    Maguire's retelling still reaches inside and evokes harshness buried in the ruins of my first decade in the new millenium. Angered by the actions of those I trusted, I still accept personal responsibility for allowing others to steal away so much that was valuable to me.

    I stayed in my seat this time as Elphaba declared her rejection of the Wizard, of Madame Morrible, of all her patched-together hopes for a meaninful life ... "I can't want it any more".

    Still shaken by his memories of a troop train that had been bombed into ruin in the Rhône valley years ago, my father tried to teach me better -- but I chose to listen to the Aquarians' fantasies instead, ignored the pendulum swing, looked away from the slide into the fear-driven state of close-minded and destructive actors that we have become.  Perhaps we always were.

    Shi kata ka nai. Still honoring my oath of office, in any case.

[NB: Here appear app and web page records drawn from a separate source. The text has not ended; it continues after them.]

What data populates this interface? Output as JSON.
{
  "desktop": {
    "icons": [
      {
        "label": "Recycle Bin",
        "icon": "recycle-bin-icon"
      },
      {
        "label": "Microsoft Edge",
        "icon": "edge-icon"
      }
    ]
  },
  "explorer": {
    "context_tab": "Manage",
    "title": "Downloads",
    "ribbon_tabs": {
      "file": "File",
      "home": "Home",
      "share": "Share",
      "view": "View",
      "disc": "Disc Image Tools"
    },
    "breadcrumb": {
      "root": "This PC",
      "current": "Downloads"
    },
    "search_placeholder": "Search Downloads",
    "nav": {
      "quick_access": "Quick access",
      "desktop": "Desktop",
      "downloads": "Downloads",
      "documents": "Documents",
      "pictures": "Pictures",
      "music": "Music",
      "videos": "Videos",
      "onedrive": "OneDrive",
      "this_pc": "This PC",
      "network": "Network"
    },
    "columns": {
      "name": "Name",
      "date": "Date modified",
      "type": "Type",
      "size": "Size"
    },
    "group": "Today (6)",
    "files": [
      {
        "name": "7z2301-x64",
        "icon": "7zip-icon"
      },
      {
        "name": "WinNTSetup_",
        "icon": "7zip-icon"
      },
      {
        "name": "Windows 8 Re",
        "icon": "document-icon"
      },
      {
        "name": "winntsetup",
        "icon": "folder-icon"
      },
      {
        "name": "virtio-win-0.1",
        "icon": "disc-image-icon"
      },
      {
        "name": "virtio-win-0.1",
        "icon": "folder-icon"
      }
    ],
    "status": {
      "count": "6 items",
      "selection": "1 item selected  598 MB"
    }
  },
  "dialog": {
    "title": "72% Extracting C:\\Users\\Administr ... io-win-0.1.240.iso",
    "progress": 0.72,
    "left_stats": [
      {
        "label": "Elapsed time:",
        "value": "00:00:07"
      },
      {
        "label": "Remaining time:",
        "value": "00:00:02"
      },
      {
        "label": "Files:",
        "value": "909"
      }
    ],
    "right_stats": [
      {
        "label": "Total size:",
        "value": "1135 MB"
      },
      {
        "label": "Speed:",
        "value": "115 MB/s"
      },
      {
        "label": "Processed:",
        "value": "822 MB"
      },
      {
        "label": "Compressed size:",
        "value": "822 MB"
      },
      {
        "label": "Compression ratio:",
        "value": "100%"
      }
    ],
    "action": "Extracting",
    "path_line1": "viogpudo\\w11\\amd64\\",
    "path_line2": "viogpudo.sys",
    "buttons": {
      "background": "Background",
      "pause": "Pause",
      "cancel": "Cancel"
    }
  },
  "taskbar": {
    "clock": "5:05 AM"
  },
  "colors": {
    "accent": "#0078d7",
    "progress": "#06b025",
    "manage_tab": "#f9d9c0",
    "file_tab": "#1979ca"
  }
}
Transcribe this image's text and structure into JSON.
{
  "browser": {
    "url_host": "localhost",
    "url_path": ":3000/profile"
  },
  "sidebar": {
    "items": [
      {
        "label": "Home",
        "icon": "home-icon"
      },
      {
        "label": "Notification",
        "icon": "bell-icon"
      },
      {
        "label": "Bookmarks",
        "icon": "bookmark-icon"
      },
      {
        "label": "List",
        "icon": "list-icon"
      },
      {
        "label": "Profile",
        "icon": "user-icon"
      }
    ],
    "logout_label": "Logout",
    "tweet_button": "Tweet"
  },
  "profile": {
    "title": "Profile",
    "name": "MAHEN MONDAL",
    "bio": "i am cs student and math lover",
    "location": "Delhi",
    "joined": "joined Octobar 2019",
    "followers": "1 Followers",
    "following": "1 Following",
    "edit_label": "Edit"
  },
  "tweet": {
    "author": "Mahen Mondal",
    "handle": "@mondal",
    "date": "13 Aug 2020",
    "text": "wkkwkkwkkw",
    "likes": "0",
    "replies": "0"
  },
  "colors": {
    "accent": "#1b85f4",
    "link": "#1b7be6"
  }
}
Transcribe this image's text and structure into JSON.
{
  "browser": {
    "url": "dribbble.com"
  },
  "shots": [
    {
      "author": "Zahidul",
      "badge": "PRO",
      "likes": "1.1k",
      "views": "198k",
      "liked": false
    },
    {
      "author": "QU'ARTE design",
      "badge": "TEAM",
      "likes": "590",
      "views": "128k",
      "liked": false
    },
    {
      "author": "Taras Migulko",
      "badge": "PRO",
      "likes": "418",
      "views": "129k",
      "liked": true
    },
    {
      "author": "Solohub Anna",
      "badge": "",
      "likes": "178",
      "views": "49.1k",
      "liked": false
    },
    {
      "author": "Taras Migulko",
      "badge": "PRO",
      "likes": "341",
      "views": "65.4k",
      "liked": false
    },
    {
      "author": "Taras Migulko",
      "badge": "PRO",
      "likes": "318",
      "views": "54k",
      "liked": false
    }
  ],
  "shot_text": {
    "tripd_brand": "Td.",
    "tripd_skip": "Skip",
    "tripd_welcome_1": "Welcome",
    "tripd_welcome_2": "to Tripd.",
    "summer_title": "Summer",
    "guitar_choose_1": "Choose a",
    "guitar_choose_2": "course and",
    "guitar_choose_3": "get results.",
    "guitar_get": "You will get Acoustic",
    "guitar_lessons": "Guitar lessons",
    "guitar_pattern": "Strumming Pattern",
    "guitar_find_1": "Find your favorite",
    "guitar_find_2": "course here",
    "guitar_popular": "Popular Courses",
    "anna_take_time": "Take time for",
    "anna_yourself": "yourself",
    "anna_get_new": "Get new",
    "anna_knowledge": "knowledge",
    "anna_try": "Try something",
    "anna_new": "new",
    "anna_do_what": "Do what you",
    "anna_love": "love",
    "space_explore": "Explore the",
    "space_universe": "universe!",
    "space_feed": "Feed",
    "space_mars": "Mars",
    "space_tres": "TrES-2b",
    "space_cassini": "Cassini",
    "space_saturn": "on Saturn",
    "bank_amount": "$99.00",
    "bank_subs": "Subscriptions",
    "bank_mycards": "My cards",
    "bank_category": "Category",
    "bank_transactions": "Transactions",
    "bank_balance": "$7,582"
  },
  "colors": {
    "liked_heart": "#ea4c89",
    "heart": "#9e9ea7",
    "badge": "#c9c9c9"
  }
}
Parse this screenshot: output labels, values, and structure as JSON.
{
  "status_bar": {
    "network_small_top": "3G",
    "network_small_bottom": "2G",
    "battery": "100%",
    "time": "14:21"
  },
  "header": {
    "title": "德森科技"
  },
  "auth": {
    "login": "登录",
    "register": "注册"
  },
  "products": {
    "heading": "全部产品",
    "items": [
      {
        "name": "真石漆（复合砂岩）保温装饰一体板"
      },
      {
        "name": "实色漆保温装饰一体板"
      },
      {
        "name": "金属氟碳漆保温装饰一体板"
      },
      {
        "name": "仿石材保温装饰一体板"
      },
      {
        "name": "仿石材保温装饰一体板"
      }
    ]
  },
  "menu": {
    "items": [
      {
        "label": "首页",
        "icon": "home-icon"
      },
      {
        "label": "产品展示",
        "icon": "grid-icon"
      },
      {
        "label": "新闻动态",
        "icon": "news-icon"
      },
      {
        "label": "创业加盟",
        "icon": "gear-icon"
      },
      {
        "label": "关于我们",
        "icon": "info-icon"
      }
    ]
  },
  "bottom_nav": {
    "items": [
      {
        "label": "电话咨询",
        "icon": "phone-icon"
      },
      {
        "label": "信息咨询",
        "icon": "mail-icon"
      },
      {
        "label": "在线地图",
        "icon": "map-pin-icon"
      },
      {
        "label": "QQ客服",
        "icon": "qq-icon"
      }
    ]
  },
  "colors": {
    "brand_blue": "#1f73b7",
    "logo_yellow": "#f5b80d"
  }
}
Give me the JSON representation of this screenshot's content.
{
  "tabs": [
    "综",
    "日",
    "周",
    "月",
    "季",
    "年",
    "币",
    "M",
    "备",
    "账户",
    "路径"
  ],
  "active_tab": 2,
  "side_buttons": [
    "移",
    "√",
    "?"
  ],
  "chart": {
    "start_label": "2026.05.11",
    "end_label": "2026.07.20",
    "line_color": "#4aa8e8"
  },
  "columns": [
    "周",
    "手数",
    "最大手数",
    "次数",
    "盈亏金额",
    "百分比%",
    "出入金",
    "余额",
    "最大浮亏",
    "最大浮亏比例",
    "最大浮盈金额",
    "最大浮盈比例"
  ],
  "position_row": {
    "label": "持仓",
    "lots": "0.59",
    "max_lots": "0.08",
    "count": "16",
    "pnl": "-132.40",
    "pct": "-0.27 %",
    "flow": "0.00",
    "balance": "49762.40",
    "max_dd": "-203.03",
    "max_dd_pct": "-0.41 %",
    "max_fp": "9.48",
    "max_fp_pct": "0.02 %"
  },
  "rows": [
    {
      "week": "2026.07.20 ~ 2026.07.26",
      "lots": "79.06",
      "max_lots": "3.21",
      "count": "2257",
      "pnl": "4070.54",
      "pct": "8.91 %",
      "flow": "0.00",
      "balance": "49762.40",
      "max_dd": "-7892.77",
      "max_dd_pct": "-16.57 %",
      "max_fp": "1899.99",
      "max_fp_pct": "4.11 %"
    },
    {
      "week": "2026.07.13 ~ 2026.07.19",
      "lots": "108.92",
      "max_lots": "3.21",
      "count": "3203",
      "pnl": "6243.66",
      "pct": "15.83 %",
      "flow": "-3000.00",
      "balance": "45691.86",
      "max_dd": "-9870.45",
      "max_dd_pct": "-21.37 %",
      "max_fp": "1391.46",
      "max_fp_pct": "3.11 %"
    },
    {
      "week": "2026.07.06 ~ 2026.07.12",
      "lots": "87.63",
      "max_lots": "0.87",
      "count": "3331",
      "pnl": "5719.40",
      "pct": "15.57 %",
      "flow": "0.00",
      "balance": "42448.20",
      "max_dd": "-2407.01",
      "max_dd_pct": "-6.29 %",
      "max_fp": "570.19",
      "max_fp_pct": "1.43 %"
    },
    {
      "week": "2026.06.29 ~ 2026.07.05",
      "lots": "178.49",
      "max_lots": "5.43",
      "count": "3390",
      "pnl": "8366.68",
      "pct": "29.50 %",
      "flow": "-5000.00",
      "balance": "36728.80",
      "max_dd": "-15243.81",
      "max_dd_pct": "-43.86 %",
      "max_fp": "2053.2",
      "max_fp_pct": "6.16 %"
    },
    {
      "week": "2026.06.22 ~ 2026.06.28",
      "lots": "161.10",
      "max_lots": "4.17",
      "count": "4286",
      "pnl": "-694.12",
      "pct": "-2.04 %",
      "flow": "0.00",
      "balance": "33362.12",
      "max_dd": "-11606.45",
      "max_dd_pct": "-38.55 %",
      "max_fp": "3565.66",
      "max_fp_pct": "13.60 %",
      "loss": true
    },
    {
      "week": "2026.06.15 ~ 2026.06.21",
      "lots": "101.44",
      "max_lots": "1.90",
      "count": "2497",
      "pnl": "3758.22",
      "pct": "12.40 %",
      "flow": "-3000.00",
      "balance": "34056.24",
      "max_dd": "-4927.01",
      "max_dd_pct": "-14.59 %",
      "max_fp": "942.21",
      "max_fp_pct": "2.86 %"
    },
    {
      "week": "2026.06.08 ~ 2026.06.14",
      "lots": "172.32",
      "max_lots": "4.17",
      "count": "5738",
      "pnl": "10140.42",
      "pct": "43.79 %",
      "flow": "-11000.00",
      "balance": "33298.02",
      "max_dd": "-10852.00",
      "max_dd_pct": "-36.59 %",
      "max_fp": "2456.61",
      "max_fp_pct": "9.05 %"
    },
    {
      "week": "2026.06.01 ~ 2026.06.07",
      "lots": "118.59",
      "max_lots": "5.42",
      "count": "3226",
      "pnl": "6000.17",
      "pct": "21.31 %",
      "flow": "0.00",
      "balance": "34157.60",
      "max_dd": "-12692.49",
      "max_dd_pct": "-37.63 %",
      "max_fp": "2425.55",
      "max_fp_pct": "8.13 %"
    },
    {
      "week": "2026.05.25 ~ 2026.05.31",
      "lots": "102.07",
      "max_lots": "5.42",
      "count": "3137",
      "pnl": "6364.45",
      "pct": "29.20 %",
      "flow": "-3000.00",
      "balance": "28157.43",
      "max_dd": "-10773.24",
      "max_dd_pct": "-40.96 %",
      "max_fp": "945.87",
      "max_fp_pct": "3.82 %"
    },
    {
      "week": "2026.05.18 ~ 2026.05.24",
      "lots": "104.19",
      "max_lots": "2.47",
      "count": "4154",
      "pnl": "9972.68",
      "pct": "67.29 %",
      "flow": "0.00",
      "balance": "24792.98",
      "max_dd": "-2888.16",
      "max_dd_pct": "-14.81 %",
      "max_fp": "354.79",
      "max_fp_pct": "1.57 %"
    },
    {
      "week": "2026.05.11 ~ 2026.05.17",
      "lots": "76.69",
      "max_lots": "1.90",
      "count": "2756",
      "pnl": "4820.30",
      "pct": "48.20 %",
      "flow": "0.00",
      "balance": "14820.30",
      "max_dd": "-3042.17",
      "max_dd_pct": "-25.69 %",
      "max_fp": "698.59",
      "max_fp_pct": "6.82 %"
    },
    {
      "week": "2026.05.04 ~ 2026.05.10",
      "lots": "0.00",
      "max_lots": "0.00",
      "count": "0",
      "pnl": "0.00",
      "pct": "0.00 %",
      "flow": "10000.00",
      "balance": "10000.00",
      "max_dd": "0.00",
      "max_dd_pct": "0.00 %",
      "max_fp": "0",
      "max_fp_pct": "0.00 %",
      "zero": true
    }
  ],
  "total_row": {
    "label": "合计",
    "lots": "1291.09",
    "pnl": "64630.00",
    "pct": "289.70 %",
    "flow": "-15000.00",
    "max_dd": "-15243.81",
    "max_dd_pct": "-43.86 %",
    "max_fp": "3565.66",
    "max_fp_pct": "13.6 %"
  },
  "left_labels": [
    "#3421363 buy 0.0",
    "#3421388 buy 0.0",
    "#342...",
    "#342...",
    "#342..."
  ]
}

    Back from an overnight climb to Boulder Lake, only 680 m in six hours. That's about a third of the Mt Fuji climb that I need to do at a higher altitude some day in about eight hours, albeit with less than a forty pound pack.
    Boulder Lake

    The scenery on the way to the lake was worth the climb, though; we walked narrow and uneven trails on slopes whose end was hidden in the treetops below us. Our steps were wrapped in the silence of towering giants that measure their lives in decades and the company of their companions in centuries. The waistline of one tall ancient we met easily cleared 14 meters. Its neighbor, twisted through a forty degree arc by some accident in its youth, was just as awe-inspiring.

    Mosquitoes at the lake were also impressive. Exhausted, we wrapped ourselves in raingear, made dinner quickly, and retired. I slept, as J. R. R. Tolkien once wrote, "in deep content, if logs are contented".

    Serious trail bridge
    Best waterfall on Boulder Lake trail

    Difficult as it is to see here, this rain forest is suffering in its own way from the drought afflicting the West. Snow caps are nearly gone already and glaciers are retreating. Large swaths of hillside are covered with dead pine trees stressed and made vulnerable to invasive insect attack.

    Everything changes, only change remains.

    Best bridge on Hot Springs trail
    Best hiking break